Well the first thing is that I’ve found a mate that is very compatible with me. That is the first thing and that is what keeps me going first and foremost. The second thing is that we’re both committed to do the work and we’re still committed after almost twenty-five years. So, that’s what keeps me in the midst. As long as he is the right one, he is compatible and he’s still committed to doing the work because listen—the work we did twenty-five years ago is not the work that we need to do today because we’re not even the same individuals we were. We’re all evolving. I was a twenty-seven years old when I came to this thing and now I’m a totally different woman who has had totally different life experiences and so has he. As long as we have that, I’m good. I will continue to do the work for others as long I can see the impact that it has on the couples that I deal with and on the young people’s lives who are saved from family fragmentation as well as the impact that I have on those young people’s lives.
Is marital counseling before matrimony still relevant?
Absolutely, if it’s done correctly. The only problem is that a lot of pre-martial counseling that people have doesn’t help the couple to gage their compatibility or to identify any potential issues. So I think that it’s important that it be done properly and that it’s robust in terms of what it addresses with that couple. I just think there is so much of a variation among what is done or not done and that is the alarm. Sometimes couples aren’t armed with what they need prior to entering wedlock. Number two, I not only think that it should be pre-marital, I believe counseling or coaching should happen throughout the course of the marriage. I really believe in taking care of your marriage. You take care of your teeth and you go to the dentist twice a year. You take care of your car and you tune it up. You take care of your body and you go in for an annual physical. Why don’t we do the same things for marriage? We wait until we are on our last toenail and ready to pack up and leave. Then we pack up and leave talking about going to see someone when this phrase comes to mind, when there is too much water under the bridge. I feel that martial counseling or coaching should be used as tool for maintenance. I want to keep my good thing going great and a witness test for that would be when you’re encountering the same conflict in a relationship—and I have seven pillars that I’ve identified. So you have family, sex, intimacy, religion, disagreements and how to use them. You have martial expectation, and martial roles. So if you’re hitting one of those areas repeatedly and let’s say every time you turn around you’re arguing about something relating to family well that’s something you might need a third voice to help you iron out the wrinkles.
What are some of your favorite books on marriage?

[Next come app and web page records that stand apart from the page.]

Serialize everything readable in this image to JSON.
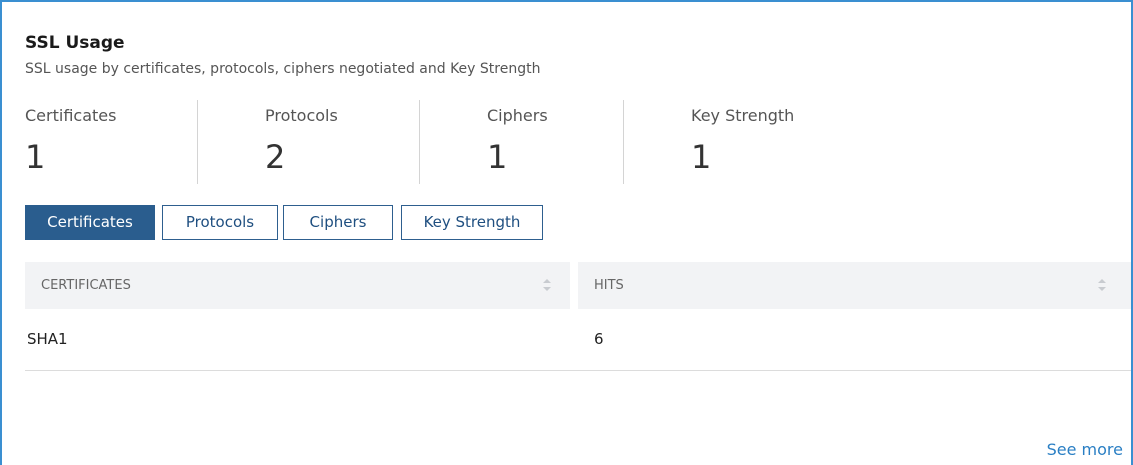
{
  "panel": {
    "title": "SSL Usage",
    "subtitle": "SSL usage by certificates, protocols, ciphers negotiated and Key Strength"
  },
  "metrics": [
    {
      "label": "Certificates",
      "value": "1"
    },
    {
      "label": "Protocols",
      "value": "2"
    },
    {
      "label": "Ciphers",
      "value": "1"
    },
    {
      "label": "Key Strength",
      "value": "1"
    }
  ],
  "tabs": [
    {
      "label": "Certificates",
      "active": true
    },
    {
      "label": "Protocols",
      "active": false
    },
    {
      "label": "Ciphers",
      "active": false
    },
    {
      "label": "Key Strength",
      "active": false
    }
  ],
  "table": {
    "columns": [
      "CERTIFICATES",
      "HITS"
    ],
    "rows": [
      [
        "SHA1",
        "6"
      ]
    ]
  },
  "footer": {
    "see_more": "See more"
  },
  "colors": {
    "accent_border": "#3a8fd1",
    "active_tab": "#2a5d8e",
    "link": "#2a7fc4",
    "header_bg": "#f2f3f5"
  }
}
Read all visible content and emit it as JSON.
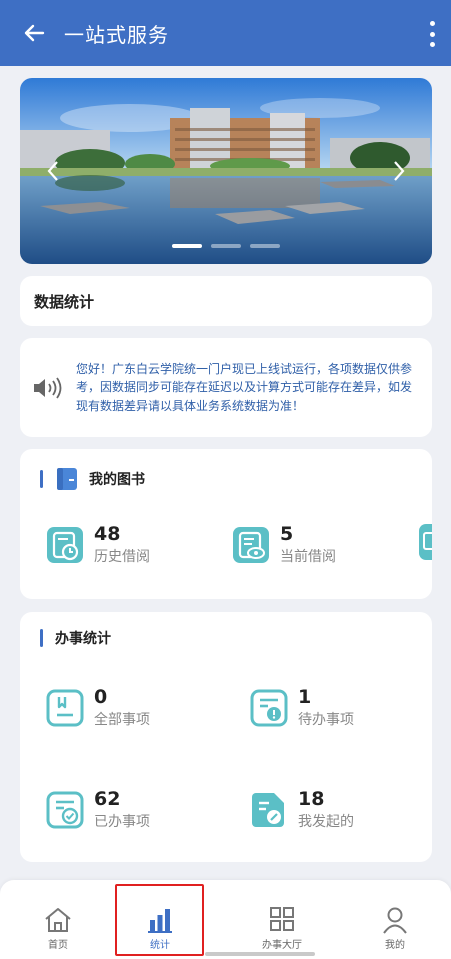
{
  "header": {
    "title": "一站式服务",
    "back_icon": "arrow-left-icon",
    "more_icon": "more-vertical-icon"
  },
  "banner": {
    "slides": 3,
    "active_slide": 1
  },
  "stats_card": {
    "title": "数据统计"
  },
  "notice": {
    "text": "您好！广东白云学院统一门户现已上线试运行，各项数据仅供参考，因数据同步可能存在延迟以及计算方式可能存在差异，如发现有数据差异请以具体业务系统数据为准！"
  },
  "books": {
    "title": "我的图书",
    "items": [
      {
        "value": "48",
        "label": "历史借阅"
      },
      {
        "value": "5",
        "label": "当前借阅"
      }
    ]
  },
  "tasks": {
    "title": "办事统计",
    "items": [
      {
        "value": "0",
        "label": "全部事项"
      },
      {
        "value": "1",
        "label": "待办事项"
      },
      {
        "value": "62",
        "label": "已办事项"
      },
      {
        "value": "18",
        "label": "我发起的"
      }
    ]
  },
  "tabbar": {
    "items": [
      {
        "label": "首页",
        "icon": "home-icon"
      },
      {
        "label": "统计",
        "icon": "bar-chart-icon"
      },
      {
        "label": "办事大厅",
        "icon": "grid-icon"
      },
      {
        "label": "我的",
        "icon": "user-icon"
      }
    ],
    "active": 1
  },
  "colors": {
    "primary": "#3e6fc4",
    "icon_teal": "#5bbfc6",
    "notice_text": "#2f5fa8",
    "highlight": "#e02020"
  }
}
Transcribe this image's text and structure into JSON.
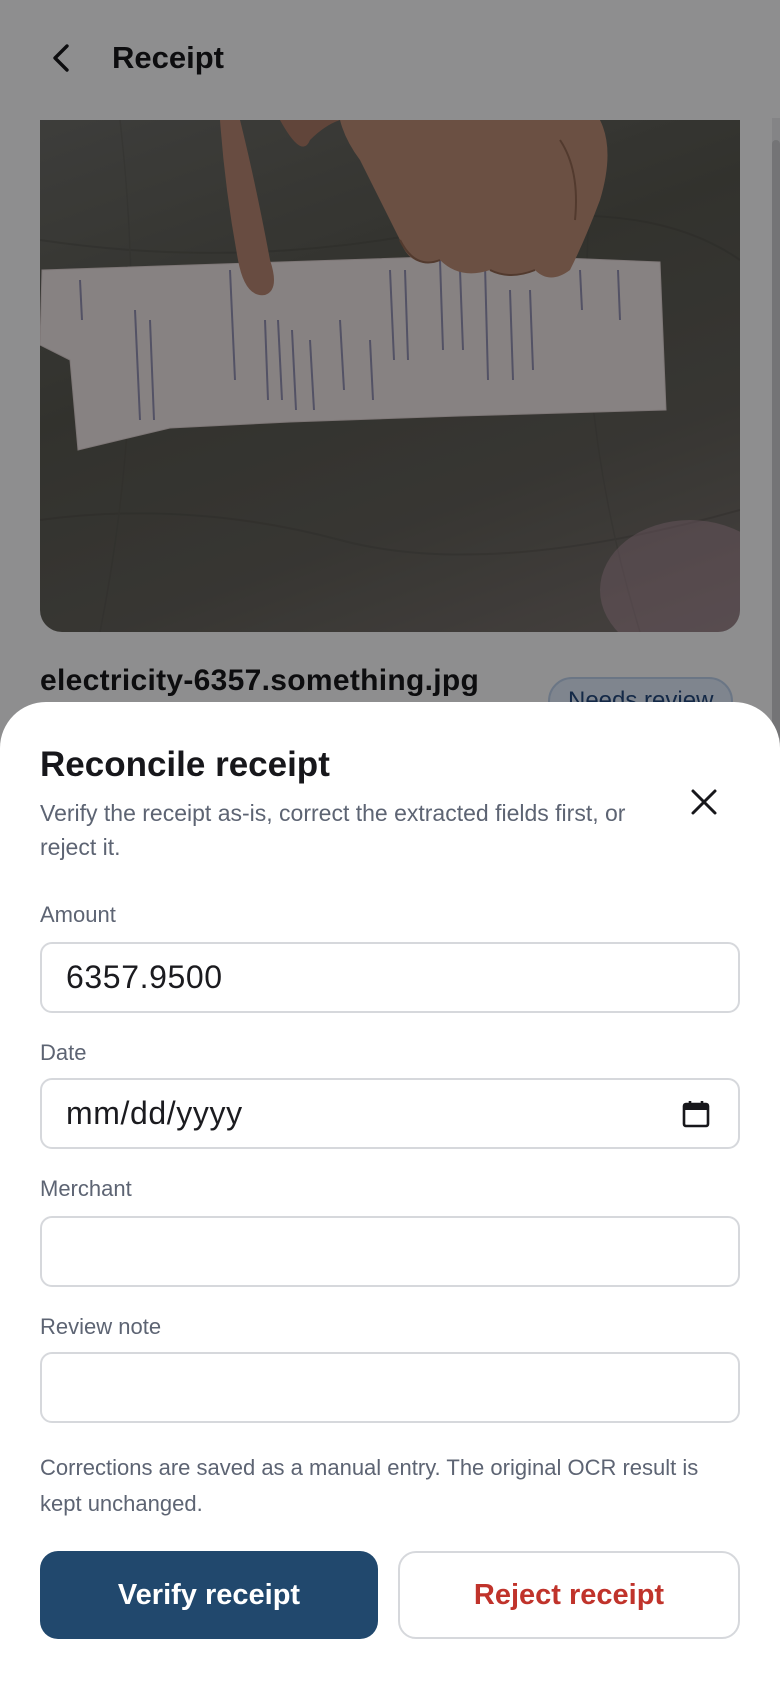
{
  "app_bar": {
    "title": "Receipt",
    "back_icon": "chevron-left-icon"
  },
  "receipt": {
    "file_name": "electricity-6357.something.jpg",
    "status": "Needs review"
  },
  "sheet": {
    "title": "Reconcile receipt",
    "description": "Verify the receipt as-is, correct the extracted fields first, or reject it.",
    "close_icon": "close-icon",
    "fields": {
      "amount": {
        "label": "Amount",
        "value": "6357.9500"
      },
      "date": {
        "label": "Date",
        "placeholder": "mm/dd/yyyy",
        "icon": "calendar-icon"
      },
      "merchant": {
        "label": "Merchant",
        "value": ""
      },
      "review_note": {
        "label": "Review note",
        "value": ""
      }
    },
    "note": "Corrections are saved as a manual entry. The original OCR result is kept unchanged.",
    "verify_label": "Verify receipt",
    "reject_label": "Reject receipt"
  },
  "colors": {
    "primary": "#21486d",
    "danger": "#c0332b",
    "muted_text": "#5d6473",
    "badge_bg": "#dbe6f5"
  }
}
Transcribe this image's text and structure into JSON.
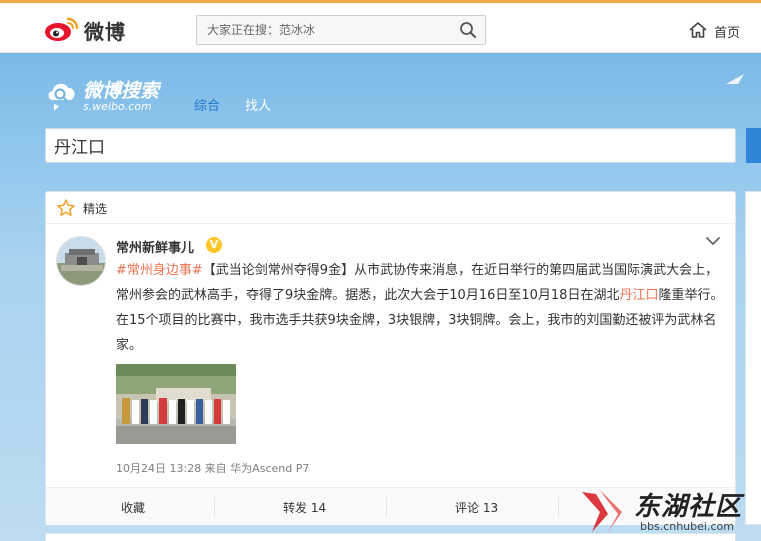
{
  "header": {
    "logo_text": "微博",
    "search_placeholder": "大家正在搜：范冰冰",
    "home_label": "首页"
  },
  "search_page": {
    "logo_title": "微博搜索",
    "logo_sub": "s.weibo.com",
    "tabs": [
      {
        "label": "综合",
        "active": true
      },
      {
        "label": "找人",
        "active": false
      }
    ],
    "query": "丹江口"
  },
  "featured": {
    "label": "精选",
    "post": {
      "user": "常州新鲜事儿",
      "verified_badge": "V",
      "hashtag": "#常州身边事#",
      "text_1": "【武当论剑常州夺得9金】从市武协传来消息，在近日举行的第四届武当国际演武大会上，常州参会的武林高手，夺得了9块金牌。据悉，此次大会于10月16日至10月18日在湖北",
      "keyword": "丹江口",
      "text_2": "隆重举行。在15个项目的比赛中，我市选手共获9块金牌，3块银牌，3块铜牌。会上，我市的刘国勤还被评为武林名家。",
      "meta": "10月24日 13:28 来自 华为Ascend P7",
      "actions": {
        "favorite": "收藏",
        "forward": "转发 14",
        "comment": "评论 13"
      }
    }
  },
  "watermark": {
    "text": "东湖社区",
    "url": "bbs.cnhubei.com"
  },
  "colors": {
    "accent_blue": "#1e78c8",
    "highlight_orange": "#eb7350",
    "verified_yellow": "#ffc62a",
    "watermark_red": "#d8232a"
  }
}
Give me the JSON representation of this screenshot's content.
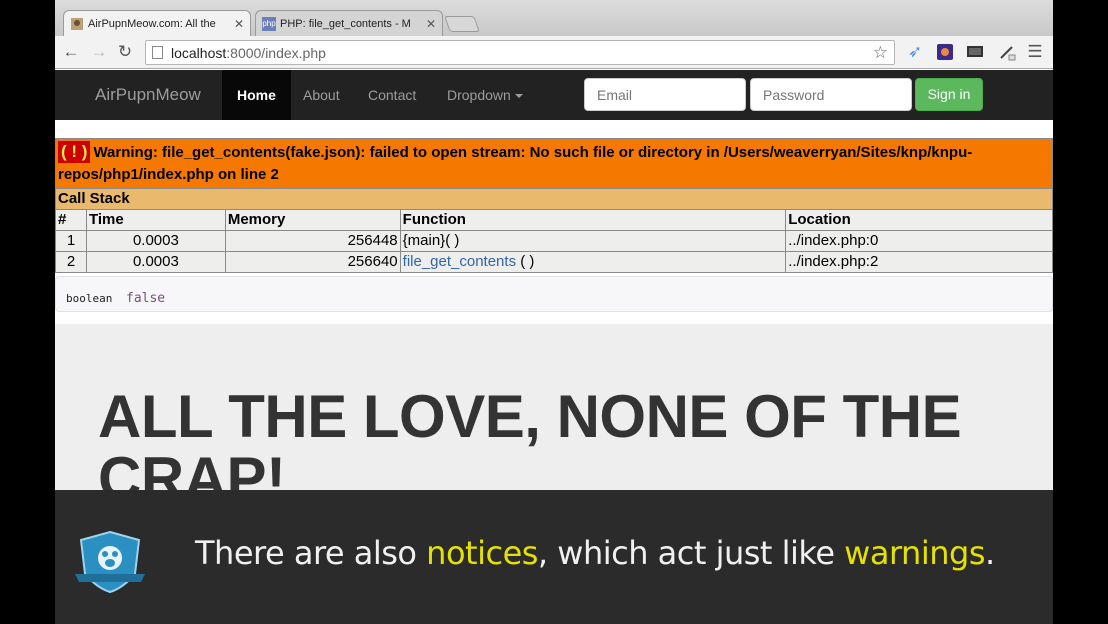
{
  "browser": {
    "tabs": [
      {
        "label": "AirPupnMeow.com: All the",
        "active": true
      },
      {
        "label": "PHP: file_get_contents - M",
        "active": false
      }
    ],
    "url_host": "localhost",
    "url_rest": ":8000/index.php"
  },
  "navbar": {
    "brand": "AirPupnMeow",
    "links": [
      "Home",
      "About",
      "Contact",
      "Dropdown"
    ],
    "email_placeholder": "Email",
    "password_placeholder": "Password",
    "signin_label": "Sign in"
  },
  "xdebug": {
    "badge": "( ! )",
    "warning": "Warning: file_get_contents(fake.json): failed to open stream: No such file or directory in /Users/weaverryan/Sites/knp/knpu-repos/php1/index.php on line 2",
    "callstack_label": "Call Stack",
    "headers": [
      "#",
      "Time",
      "Memory",
      "Function",
      "Location"
    ],
    "rows": [
      {
        "num": "1",
        "time": "0.0003",
        "memory": "256448",
        "function": "{main}( )",
        "location": "../index.php:0"
      },
      {
        "num": "2",
        "time": "0.0003",
        "memory": "256640",
        "function": "file_get_contents",
        "function_suffix": " ( )",
        "location": "../index.php:2"
      }
    ]
  },
  "dump": {
    "type": "boolean",
    "value": "false"
  },
  "hero": {
    "title": "ALL THE LOVE, NONE OF THE CRAP!"
  },
  "caption": {
    "part1": "There are also ",
    "highlight1": "notices",
    "part2": ", which act just like ",
    "highlight2": "warnings",
    "part3": "."
  },
  "colors": {
    "warning_bg": "#f57900",
    "callstack_bg": "#e9b96e",
    "caption_highlight": "#e5e100",
    "signin": "#5cb85c"
  }
}
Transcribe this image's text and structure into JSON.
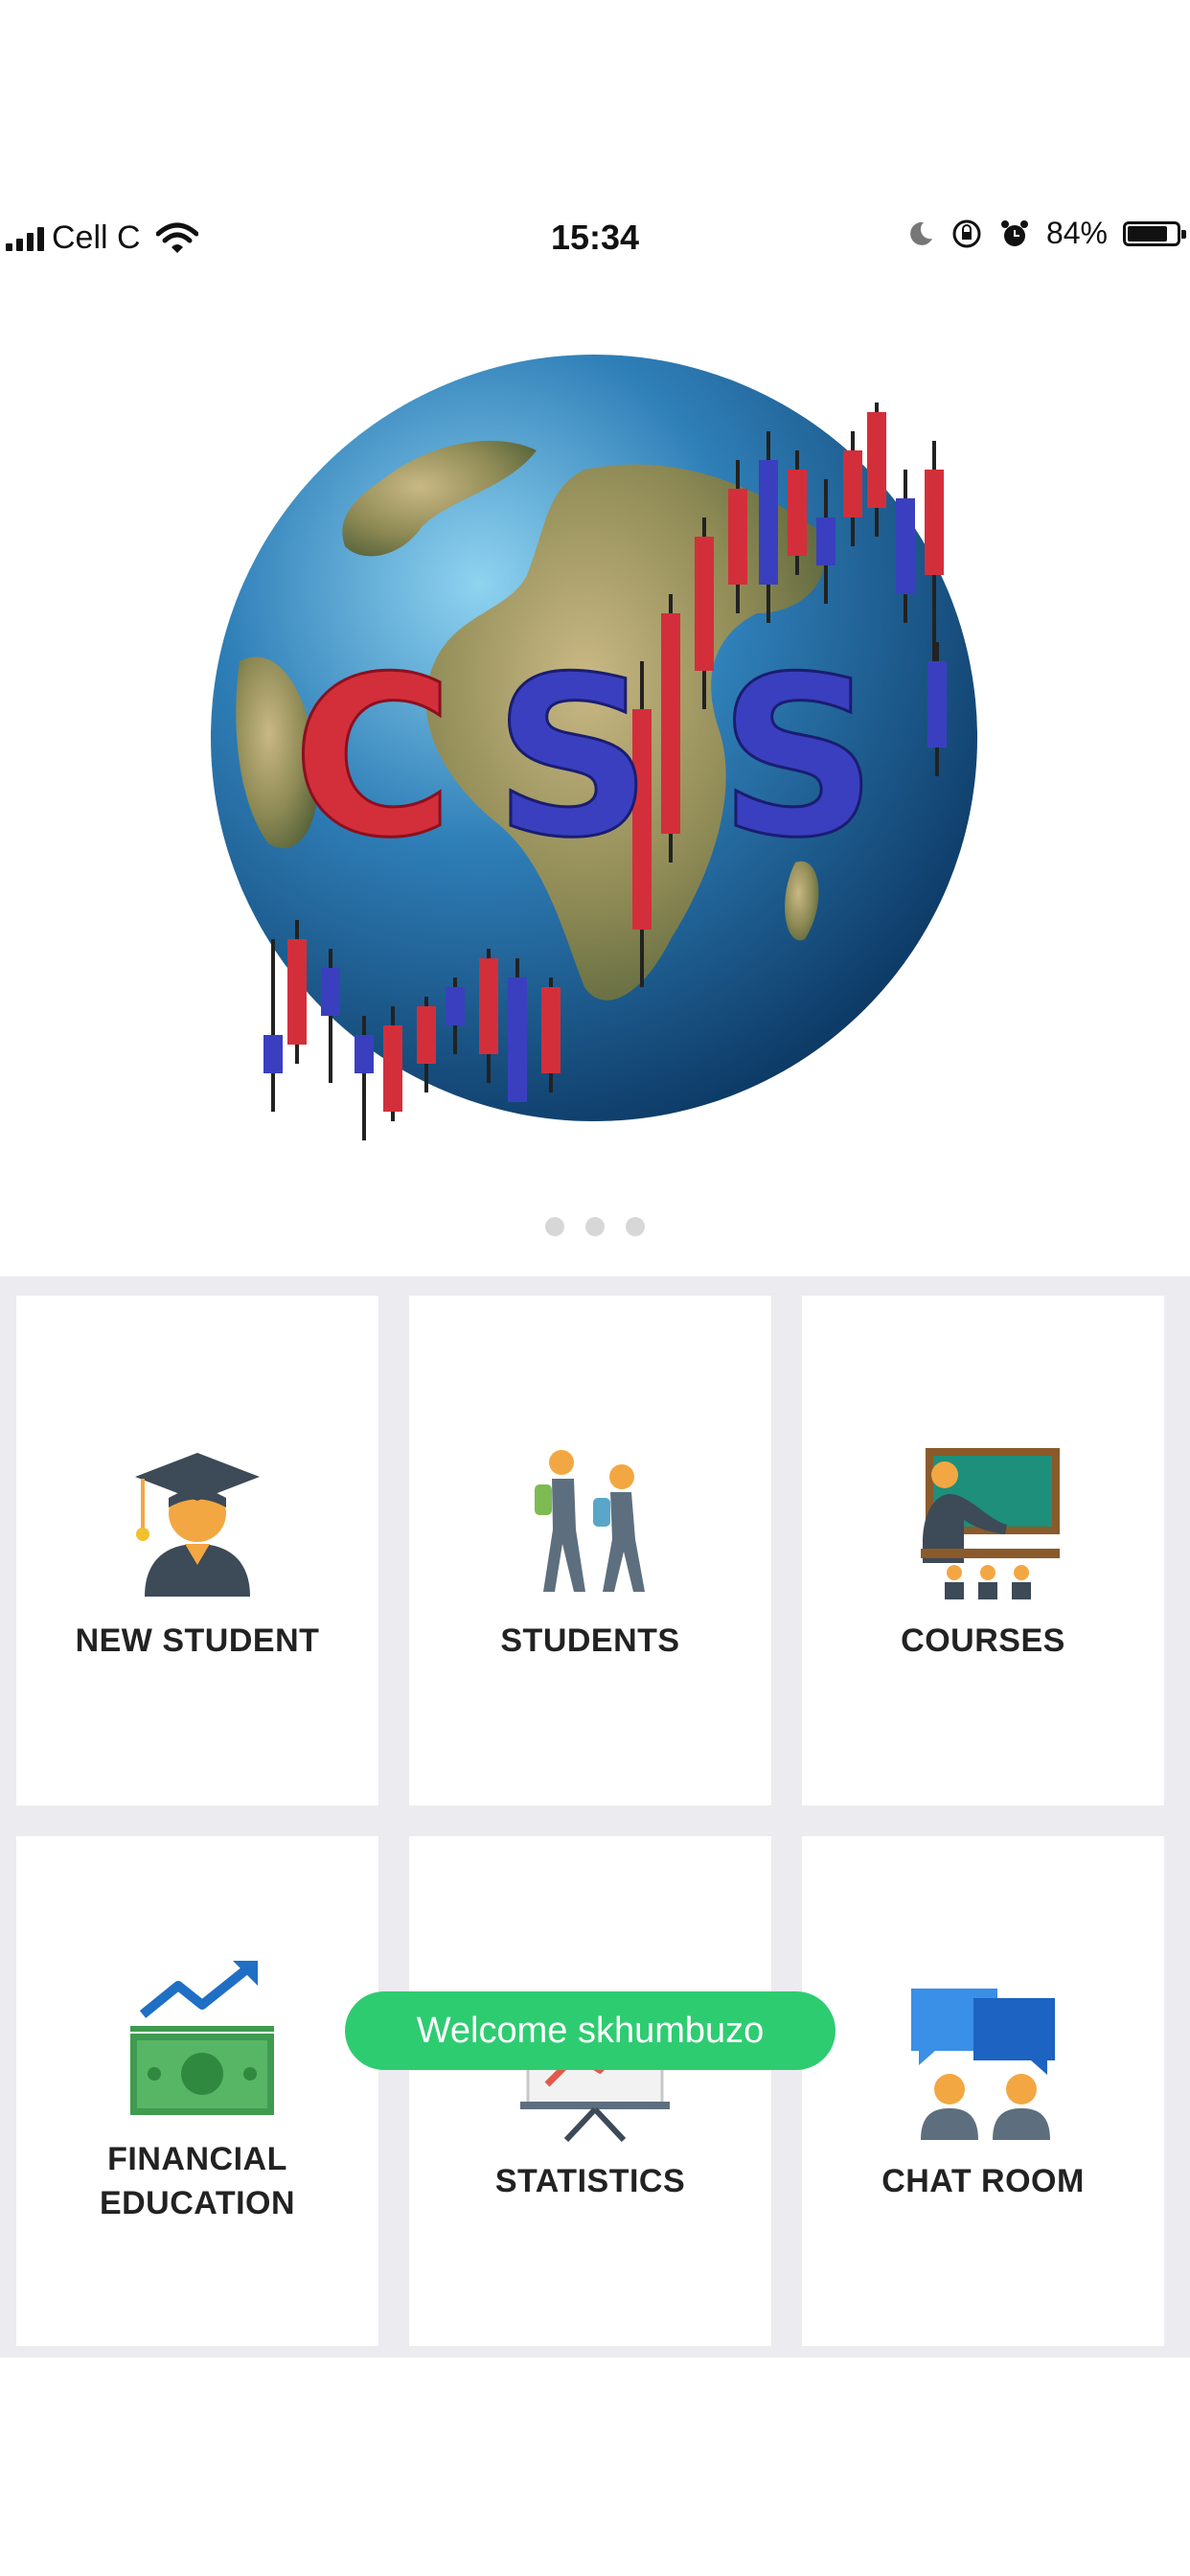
{
  "status_bar": {
    "carrier": "Cell C",
    "time": "15:34",
    "battery": "84%",
    "battery_level": 0.84
  },
  "banner": {
    "logo_letters": [
      "C",
      "S",
      "S"
    ],
    "page_count": 3
  },
  "menu": [
    {
      "label": "NEW STUDENT",
      "icon": "graduate-icon"
    },
    {
      "label": "STUDENTS",
      "icon": "students-walking-icon"
    },
    {
      "label": "COURSES",
      "icon": "teacher-classroom-icon"
    },
    {
      "label_line1": "FINANCIAL",
      "label_line2": "EDUCATION",
      "icon": "financial-growth-icon"
    },
    {
      "label": "STATISTICS",
      "icon": "presentation-chart-icon"
    },
    {
      "label": "CHAT ROOM",
      "icon": "chat-room-icon"
    }
  ],
  "toast": {
    "message": "Welcome skhumbuzo"
  },
  "colors": {
    "toast_bg": "#2ecc71",
    "grid_bg": "#ebebf0",
    "logo_red": "#d32f3a",
    "logo_blue": "#3a3fbf"
  }
}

I’m currently working on two books. One is called ‘Don’t Marry A Knucklehead’ which is at the publisher now and the other is called ‘God’s Blue Print For Marriage’. I was addressed by a Christian publishing house that wanted me to do something from that perspective. So you kind of heard an extent of how a man is searching for his other half and from that kind of information, I also have a lot of making it work concepts which are published books and a plethora other curricular items that are being used now to teach marriage and to work with individuals. I have Depth Marriage Keys which is an online resource from Marriage University and through Depth Marriage Keys you can go on there and do the assessment and figure out where the weak links are to your relationships and plug into the university and take the instructional videos that help you walk through those. Then you can post again to see if you’ve strengthened that weak area of your relationship.
Stay connected with Dr. Del Rosario at http://www.DrJacquie.com.
ABOUT THE AUTHOR
Leslie J. Griffin is a Certified Life Coach, Celebrity Journalist and Advocate for healthy living. Connect with her on Twitter @OneStopCoach and on Facebook at www.facebook.com/TheBGLoveProject.